Prompt: Out of the records below, copy all lines in which the word "GlobalParam" occurs.

···

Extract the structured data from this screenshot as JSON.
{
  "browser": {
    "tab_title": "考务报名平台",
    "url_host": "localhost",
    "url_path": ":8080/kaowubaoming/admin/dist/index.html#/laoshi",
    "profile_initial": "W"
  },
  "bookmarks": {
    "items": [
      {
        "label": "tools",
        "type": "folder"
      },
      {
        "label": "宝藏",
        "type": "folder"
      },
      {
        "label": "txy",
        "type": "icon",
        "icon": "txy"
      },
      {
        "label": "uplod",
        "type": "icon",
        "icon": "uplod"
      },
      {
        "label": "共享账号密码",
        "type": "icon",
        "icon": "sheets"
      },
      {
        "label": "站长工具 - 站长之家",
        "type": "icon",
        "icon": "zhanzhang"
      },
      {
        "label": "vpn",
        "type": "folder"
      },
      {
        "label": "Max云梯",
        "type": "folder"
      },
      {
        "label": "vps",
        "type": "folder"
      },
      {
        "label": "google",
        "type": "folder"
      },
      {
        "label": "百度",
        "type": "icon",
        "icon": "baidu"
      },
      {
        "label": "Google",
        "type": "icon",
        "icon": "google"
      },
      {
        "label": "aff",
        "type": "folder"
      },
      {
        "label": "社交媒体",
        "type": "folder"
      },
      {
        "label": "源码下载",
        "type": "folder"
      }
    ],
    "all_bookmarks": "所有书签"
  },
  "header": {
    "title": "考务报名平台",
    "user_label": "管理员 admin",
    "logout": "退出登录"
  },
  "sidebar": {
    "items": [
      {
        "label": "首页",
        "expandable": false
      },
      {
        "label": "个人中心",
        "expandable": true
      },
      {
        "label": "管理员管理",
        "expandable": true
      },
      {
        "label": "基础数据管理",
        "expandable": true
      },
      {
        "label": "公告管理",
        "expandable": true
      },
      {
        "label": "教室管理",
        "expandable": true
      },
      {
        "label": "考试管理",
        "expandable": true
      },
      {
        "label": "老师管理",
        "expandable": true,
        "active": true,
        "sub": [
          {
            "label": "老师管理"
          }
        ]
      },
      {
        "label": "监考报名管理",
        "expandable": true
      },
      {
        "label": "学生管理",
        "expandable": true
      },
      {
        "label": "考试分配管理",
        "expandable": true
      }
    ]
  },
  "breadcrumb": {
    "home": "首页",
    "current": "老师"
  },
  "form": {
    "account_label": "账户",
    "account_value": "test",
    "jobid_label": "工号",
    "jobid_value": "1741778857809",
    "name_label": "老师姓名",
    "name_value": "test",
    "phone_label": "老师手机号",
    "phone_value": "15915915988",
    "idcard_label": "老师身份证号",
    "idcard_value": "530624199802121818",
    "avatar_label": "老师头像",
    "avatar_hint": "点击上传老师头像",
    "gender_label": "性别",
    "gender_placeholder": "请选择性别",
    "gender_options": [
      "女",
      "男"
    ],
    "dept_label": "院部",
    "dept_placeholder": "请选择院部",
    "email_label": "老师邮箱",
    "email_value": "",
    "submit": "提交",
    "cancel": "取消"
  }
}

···

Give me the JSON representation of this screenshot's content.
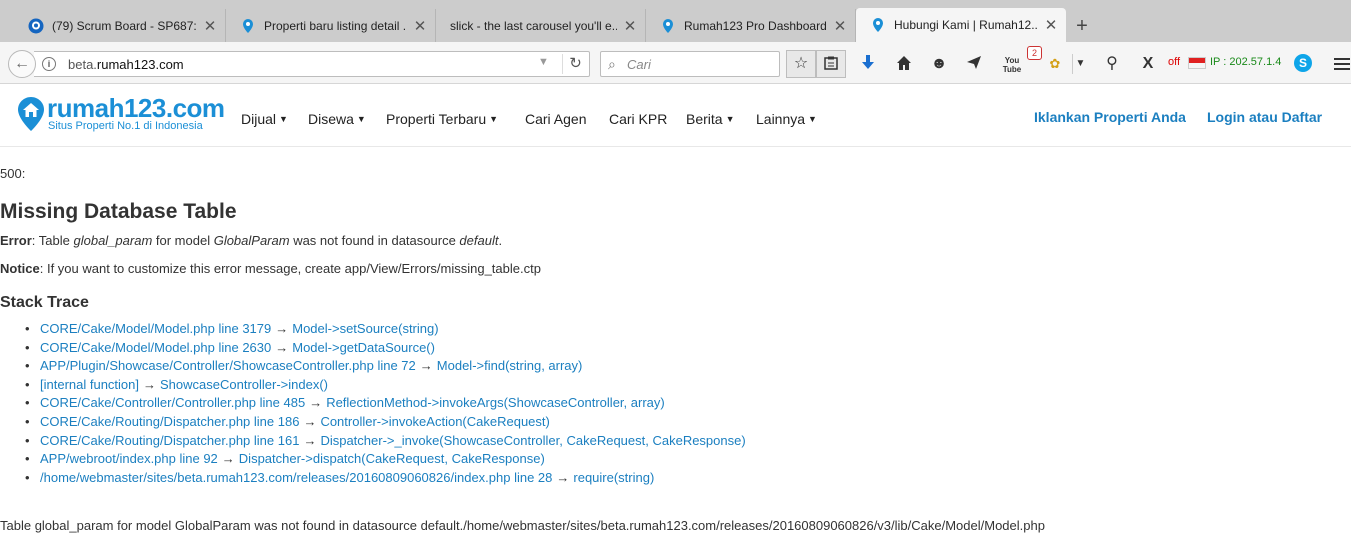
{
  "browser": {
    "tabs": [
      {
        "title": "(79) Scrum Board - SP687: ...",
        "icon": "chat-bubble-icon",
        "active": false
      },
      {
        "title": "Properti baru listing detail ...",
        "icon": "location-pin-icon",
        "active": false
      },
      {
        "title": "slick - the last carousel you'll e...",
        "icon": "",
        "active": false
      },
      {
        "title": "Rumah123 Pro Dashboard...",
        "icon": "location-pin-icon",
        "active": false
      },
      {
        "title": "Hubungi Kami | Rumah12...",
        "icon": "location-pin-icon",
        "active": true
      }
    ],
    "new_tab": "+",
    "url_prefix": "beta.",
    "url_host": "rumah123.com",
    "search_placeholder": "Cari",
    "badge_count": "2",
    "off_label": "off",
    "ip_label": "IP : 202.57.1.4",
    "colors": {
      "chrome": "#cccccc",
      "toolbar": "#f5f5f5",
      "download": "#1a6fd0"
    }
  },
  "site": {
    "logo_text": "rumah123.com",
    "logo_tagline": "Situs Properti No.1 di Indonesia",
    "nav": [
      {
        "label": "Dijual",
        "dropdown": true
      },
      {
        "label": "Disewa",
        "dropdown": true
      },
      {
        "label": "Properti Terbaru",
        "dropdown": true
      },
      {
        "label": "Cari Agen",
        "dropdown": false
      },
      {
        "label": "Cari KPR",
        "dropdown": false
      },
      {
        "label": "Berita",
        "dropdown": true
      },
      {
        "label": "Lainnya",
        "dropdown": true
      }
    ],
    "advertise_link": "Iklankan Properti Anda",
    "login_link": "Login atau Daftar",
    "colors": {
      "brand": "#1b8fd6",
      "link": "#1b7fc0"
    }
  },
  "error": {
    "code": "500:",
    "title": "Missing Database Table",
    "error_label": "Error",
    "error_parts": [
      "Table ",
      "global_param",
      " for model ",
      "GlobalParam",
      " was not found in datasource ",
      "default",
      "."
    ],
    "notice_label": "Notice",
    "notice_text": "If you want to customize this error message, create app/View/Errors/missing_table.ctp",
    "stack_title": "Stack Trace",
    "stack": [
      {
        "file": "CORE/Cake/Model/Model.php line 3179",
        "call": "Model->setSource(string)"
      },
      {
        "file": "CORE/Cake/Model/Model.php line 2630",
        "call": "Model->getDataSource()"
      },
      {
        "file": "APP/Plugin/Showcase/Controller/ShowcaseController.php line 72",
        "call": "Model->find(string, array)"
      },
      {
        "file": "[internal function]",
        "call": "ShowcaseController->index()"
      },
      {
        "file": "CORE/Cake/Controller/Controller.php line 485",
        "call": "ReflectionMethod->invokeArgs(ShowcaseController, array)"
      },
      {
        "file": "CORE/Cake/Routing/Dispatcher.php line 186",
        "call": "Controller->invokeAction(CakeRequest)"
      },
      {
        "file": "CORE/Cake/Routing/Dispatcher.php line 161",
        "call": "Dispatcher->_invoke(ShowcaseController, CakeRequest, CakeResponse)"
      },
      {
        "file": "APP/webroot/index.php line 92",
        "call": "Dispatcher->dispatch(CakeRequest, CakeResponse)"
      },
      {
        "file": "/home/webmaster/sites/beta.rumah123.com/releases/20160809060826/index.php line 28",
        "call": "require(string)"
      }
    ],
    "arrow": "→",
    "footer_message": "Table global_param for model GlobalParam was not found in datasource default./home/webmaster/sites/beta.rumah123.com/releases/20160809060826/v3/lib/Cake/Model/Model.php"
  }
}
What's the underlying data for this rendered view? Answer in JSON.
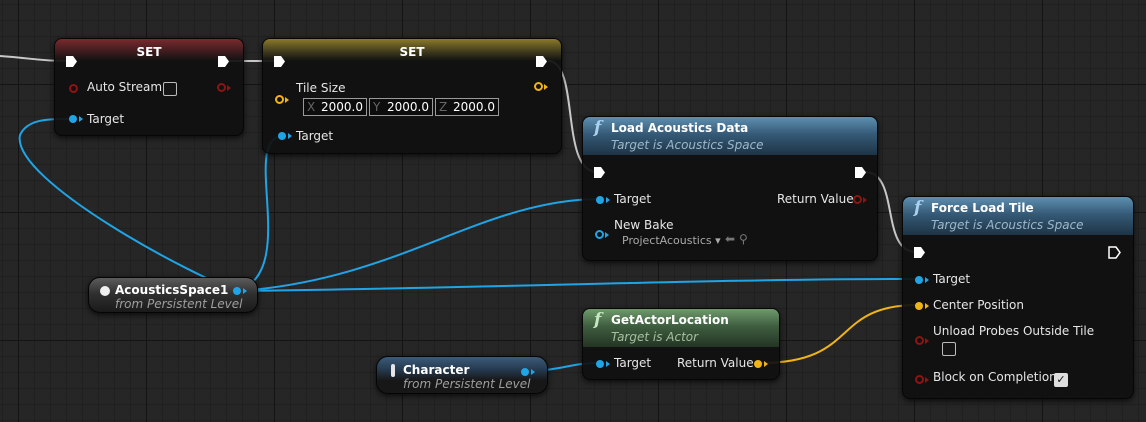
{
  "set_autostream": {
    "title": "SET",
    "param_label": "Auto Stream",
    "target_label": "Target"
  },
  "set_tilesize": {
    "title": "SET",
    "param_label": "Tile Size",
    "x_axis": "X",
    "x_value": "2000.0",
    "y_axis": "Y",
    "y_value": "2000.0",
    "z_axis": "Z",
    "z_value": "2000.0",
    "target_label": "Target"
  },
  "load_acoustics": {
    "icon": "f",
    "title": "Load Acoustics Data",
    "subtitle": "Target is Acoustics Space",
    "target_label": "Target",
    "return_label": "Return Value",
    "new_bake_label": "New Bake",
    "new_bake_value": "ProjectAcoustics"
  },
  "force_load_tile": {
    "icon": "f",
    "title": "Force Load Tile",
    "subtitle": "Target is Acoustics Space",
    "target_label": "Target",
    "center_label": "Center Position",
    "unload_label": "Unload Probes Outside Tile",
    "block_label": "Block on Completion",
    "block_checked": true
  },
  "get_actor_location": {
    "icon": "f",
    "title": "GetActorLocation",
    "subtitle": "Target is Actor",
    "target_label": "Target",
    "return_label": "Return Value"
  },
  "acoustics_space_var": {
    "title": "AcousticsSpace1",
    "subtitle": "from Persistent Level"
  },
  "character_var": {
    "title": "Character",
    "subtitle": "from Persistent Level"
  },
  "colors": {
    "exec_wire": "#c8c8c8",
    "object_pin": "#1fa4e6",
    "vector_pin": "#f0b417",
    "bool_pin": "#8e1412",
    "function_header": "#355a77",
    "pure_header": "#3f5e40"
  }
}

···

Written reply:
      "GlobalParam",
    "footer_message": "Table global_param for model GlobalParam was not found in datasource default./home/webmaster/sites/beta.rumah123.com/releases/20160809060826/v3/lib/Cake/Model/Model.php"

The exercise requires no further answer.